Temodal is a medicine that contains the active substance temozolomide. It is available as capsules (white and green: 5 mg; white and yellow: 20 mg; white and pink: 100 mg; white and blue: 140 mg; white and orange: 180 mg; white: 250 mg) and as a powder to be made up into a solution for infusion (drip into a vein).
|Table of Contents|
|What is it used for?|
|How is it used?|
|How does it work?|
|How has it been studied?|
|What benefits has it shown during the studies?|
|What is the risk associated?|
|Why has it been approved?|
Temodal is an anticancer medicine. It is used to treat malignant glioma (brain tumours) in the following groups of patients:
- adults with newly diagnosed glioblastoma multiforme (an aggressive type of brain tumour). Temodal is used first with radiotherapy and then on its own;
- adults and children three years of age and over with malignant glioma such as glioblastoma multiforme or anaplastic astrocytoma, when the tumour has returned or got worse after standard treatment. Temodal is used on its own in these patients. The medicine can only be obtained with a prescription.
Treatment with Temodal should be prescribed by a doctor with experience in the treatment of brain tumours.
The dose of Temodal depends on body surface area (calculated using the patient?s height and weight) and ranges from 75 to 200 mg per square metre, once a day. The dose and the number of doses depend on the type of tumour being treated, whether the patient has been treated before, whether Temodal is being used alone or with other treatments, and how the patient responds to treatment. Temodal capsules should be taken without food. If the solution for infusion is used, it should be given over a period of 90 minutes.
Patients may also need to take medicines to prevent vomiting before taking Temodal. Temodal should be used with caution in patients with severe liver problems or with kidney problems. For full details, see the Summary of Product Characteristics (also part of the EPAR).
The active substance in Temodal, temozolomide, belongs to a group of anticancer medicines called alkylating agents. In the body, temozolomide is converted to another compound called MTIC. MTIC binds to the DNA of cells while they are reproducing, which stops cell division. As a result, the cancer cells cannot divide, slowing down the growth of tumours.
Temodal capsules have been studied in four main studies.
The first study compared the effectiveness of Temodal and radiotherapy with that of radiotherapy on its own in 573 patients with newly diagnosed glioblastoma multiforme.
The other three main studies involved patients with malignant glioma that had come back or got worse after previous treatment. Two of these studies involved patients with glioblastoma multiforme: one looked at the effects of Temodal in 138 patients and the other compared Temodal with procarbazine (another anticancer medicine) in 225 patients. The final study looked at the safety and effectiveness of Temodal in the treatment of 162 patients with anaplastic astrocytoma who were in their first relapse. The main measures of effectiveness were how long the patients survived or the length of time before the patient?s cancer started to get worse.

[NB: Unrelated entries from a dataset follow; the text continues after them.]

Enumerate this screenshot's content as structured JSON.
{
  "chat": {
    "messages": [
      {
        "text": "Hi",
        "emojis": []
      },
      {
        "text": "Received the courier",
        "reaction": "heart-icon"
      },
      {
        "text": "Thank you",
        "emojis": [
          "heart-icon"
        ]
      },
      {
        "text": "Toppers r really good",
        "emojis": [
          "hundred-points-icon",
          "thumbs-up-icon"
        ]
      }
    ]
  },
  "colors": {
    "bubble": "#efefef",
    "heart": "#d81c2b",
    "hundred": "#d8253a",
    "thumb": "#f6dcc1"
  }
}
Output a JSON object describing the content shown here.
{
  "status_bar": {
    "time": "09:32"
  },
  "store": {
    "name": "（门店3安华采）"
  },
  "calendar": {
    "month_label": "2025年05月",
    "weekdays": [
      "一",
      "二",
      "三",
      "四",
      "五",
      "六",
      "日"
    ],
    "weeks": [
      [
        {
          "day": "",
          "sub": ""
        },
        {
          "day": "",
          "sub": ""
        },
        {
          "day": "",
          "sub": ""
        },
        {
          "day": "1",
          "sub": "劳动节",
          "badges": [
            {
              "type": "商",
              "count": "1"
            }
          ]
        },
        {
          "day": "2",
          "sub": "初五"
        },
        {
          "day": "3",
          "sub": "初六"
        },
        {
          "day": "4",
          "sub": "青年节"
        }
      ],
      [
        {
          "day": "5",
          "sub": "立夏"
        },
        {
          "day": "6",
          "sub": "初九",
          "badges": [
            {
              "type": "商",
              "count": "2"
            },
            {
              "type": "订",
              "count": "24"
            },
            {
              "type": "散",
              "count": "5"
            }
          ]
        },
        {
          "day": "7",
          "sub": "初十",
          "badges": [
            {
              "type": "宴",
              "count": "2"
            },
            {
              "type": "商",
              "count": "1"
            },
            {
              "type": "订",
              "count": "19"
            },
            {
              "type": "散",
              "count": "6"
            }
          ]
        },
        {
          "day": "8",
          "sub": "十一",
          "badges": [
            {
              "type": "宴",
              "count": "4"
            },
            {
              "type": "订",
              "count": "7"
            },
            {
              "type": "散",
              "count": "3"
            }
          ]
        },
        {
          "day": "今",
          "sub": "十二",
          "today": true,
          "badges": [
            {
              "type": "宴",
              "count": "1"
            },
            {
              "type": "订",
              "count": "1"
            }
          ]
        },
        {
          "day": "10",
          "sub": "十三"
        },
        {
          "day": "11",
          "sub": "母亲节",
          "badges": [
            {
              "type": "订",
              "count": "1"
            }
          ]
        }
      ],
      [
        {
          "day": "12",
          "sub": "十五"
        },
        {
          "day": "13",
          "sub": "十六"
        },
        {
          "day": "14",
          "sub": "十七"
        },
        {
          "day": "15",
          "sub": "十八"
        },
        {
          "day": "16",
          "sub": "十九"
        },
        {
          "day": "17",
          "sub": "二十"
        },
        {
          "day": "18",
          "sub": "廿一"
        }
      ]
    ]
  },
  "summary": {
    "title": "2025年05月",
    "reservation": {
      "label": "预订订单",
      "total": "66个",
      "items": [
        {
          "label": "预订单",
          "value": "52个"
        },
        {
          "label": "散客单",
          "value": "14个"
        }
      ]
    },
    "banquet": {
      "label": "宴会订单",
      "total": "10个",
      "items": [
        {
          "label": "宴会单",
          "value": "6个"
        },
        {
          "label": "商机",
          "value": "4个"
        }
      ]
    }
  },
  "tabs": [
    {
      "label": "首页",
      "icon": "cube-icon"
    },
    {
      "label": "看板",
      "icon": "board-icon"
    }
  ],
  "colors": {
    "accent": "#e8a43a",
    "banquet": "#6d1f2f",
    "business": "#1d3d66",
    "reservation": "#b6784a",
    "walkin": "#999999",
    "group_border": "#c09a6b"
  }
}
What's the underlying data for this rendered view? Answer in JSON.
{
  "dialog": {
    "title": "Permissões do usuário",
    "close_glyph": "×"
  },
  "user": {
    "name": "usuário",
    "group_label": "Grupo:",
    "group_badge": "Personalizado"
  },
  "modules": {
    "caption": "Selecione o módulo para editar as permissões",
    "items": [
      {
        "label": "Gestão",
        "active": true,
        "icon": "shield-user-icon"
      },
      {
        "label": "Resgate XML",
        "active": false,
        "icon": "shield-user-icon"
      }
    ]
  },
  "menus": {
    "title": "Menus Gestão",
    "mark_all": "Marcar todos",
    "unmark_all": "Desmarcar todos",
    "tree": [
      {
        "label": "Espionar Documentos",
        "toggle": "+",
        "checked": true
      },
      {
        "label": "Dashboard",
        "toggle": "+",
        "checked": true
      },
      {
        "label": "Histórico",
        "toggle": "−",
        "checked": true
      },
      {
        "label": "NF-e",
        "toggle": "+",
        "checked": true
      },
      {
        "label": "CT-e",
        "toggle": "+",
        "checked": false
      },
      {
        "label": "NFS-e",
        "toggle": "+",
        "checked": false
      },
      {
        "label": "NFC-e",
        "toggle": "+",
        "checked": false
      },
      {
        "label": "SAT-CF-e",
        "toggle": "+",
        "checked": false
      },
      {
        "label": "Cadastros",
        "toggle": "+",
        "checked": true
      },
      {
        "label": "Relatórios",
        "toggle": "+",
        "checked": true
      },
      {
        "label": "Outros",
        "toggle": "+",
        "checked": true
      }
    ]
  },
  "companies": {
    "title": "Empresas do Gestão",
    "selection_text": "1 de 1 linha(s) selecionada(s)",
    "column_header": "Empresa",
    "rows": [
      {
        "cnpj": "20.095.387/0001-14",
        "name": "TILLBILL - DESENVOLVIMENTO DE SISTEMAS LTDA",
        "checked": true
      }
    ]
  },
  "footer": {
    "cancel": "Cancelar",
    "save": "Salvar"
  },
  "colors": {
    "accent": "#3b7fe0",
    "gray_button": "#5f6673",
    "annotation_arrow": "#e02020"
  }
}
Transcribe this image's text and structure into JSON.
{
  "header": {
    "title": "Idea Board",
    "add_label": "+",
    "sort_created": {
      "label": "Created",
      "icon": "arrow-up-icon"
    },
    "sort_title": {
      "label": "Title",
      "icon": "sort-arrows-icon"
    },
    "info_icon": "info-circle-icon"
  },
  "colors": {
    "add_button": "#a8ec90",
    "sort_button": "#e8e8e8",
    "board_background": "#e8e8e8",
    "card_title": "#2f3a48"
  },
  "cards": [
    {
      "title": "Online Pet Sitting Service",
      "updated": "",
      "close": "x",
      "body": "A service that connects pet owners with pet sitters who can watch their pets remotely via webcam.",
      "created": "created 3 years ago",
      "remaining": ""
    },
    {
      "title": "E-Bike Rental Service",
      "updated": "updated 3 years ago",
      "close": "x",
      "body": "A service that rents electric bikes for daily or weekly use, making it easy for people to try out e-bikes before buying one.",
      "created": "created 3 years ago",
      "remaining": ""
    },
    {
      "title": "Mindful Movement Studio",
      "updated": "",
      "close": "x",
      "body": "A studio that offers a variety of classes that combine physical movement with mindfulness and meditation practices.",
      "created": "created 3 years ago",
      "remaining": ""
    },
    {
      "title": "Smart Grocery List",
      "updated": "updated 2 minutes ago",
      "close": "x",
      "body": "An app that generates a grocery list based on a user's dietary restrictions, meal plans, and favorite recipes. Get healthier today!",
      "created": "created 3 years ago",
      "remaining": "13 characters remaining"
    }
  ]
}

A further two studies were carried out in a total of 35 patients with brain tumours to show that the capsules and solution for infusion produce the same levels of temozolomide in the blood.
In the study of newly diagnosed glioblastoma multiforme, patients survived for an average of 14.6 months when they received Temodal and radiotherapy, compared with 12.1 months with radiotherapy alone.
In the comparative study of glioblastoma multiforme that had come back or got worse after previous treatment, it took an average of 2.9 months until the cancer got worse in patients taking Temodal, compared with 1.9 months in the patients taking procarbazine. In anaplastic astrocytoma, it took an average of 5.4 months for the cancer to get worse in patients taking Temodal.
The most common side effects with Temodal (seen in more than 1 patient in 10) are nausea (feeling sick), vomiting, constipation, anorexia (loss of appetite), alopecia (hair loss), headache, fatigue (tiredness), convulsions (fits), rash, neutropenia or lymphopenia (low white blood cell counts), and thrombocytopenia (low blood platelet counts). Patients receiving the solution for infusion may also have injection site reactions, such as pain, irritation, itching, warmth, swelling and redness, as well as bruising. For the full list of all side effects reported with Temodal, see the Package Leaflet. Temodal should not be used in people who may be hypersensitive (allergic) to temozolomide, any of the other ingredients or dacarbazine (another anticancer medicine). Temodal must not be used in patients with severe myelosuppression (a condition in which the bone marrow cannot make enough blood cells).
The Committee for Medicinal Products for Human Use (CHMP) decided that Temodal?s benefits are greater than its risks for treatment of newly diagnosed glioblastoma multiforme concomitantly with radiotherapy and subsequently as monotherapy treatment, and malignant glioma, such as glioblastoma multiforme or anaplastic astrocytoma, showing recurrence or progression after standard therapy. The Committee recommended that Temodal be given marketing authorisation.